*** Information provided ***
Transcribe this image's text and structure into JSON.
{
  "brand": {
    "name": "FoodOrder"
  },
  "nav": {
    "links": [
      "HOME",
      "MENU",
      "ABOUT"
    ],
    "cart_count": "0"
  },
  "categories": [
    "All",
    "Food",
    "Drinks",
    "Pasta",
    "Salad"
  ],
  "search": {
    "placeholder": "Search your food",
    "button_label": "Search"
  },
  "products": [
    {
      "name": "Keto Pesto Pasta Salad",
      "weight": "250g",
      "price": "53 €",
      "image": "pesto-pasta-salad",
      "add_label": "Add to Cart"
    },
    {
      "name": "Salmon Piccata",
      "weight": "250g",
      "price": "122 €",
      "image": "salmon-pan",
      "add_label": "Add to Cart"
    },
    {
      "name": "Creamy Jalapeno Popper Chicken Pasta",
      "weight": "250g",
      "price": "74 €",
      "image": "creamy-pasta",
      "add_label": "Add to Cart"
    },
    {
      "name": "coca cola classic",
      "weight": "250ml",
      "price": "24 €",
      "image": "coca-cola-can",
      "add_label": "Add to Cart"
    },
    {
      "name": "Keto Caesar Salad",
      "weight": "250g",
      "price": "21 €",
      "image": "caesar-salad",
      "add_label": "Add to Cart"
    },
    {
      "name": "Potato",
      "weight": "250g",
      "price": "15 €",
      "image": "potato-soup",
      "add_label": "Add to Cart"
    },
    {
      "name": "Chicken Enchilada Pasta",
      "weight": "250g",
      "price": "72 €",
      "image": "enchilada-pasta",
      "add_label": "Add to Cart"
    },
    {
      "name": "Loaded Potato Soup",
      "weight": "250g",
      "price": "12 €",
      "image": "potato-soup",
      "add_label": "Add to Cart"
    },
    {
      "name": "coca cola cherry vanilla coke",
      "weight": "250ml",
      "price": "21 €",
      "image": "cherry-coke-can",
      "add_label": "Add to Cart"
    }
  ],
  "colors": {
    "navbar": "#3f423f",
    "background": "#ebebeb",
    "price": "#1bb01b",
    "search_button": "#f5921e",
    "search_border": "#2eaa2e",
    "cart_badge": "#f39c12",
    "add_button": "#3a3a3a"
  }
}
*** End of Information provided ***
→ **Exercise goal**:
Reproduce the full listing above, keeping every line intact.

→ **Written response**:
Transcribe this image's text and structure into JSON.
{
  "brand": {
    "name": "FoodOrder"
  },
  "nav": {
    "links": [
      "HOME",
      "MENU",
      "ABOUT"
    ],
    "cart_count": "0"
  },
  "categories": [
    "All",
    "Food",
    "Drinks",
    "Pasta",
    "Salad"
  ],
  "search": {
    "placeholder": "Search your food",
    "button_label": "Search"
  },
  "products": [
    {
      "name": "Keto Pesto Pasta Salad",
      "weight": "250g",
      "price": "53 €",
      "image": "pesto-pasta-salad",
      "add_label": "Add to Cart"
    },
    {
      "name": "Salmon Piccata",
      "weight": "250g",
      "price": "122 €",
      "image": "salmon-pan",
      "add_label": "Add to Cart"
    },
    {
      "name": "Creamy Jalapeno Popper Chicken Pasta",
      "weight": "250g",
      "price": "74 €",
      "image": "creamy-pasta",
      "add_label": "Add to Cart"
    },
    {
      "name": "coca cola classic",
      "weight": "250ml",
      "price": "24 €",
      "image": "coca-cola-can",
      "add_label": "Add to Cart"
    },
    {
      "name": "Keto Caesar Salad",
      "weight": "250g",
      "price": "21 €",
      "image": "caesar-salad",
      "add_label": "Add to Cart"
    },
    {
      "name": "Potato",
      "weight": "250g",
      "price": "15 €",
      "image": "potato-soup",
      "add_label": "Add to Cart"
    },
    {
      "name": "Chicken Enchilada Pasta",
      "weight": "250g",
      "price": "72 €",
      "image": "enchilada-pasta",
      "add_label": "Add to Cart"
    },
    {
      "name": "Loaded Potato Soup",
      "weight": "250g",
      "price": "12 €",
      "image": "potato-soup",
      "add_label": "Add to Cart"
    },
    {
      "name": "coca cola cherry vanilla coke",
      "weight": "250ml",
      "price": "21 €",
      "image": "cherry-coke-can",
      "add_label": "Add to Cart"
    }
  ],
  "colors": {
    "navbar": "#3f423f",
    "background": "#ebebeb",
    "price": "#1bb01b",
    "search_button": "#f5921e",
    "search_border": "#2eaa2e",
    "cart_badge": "#f39c12",
    "add_button": "#3a3a3a"
  }
}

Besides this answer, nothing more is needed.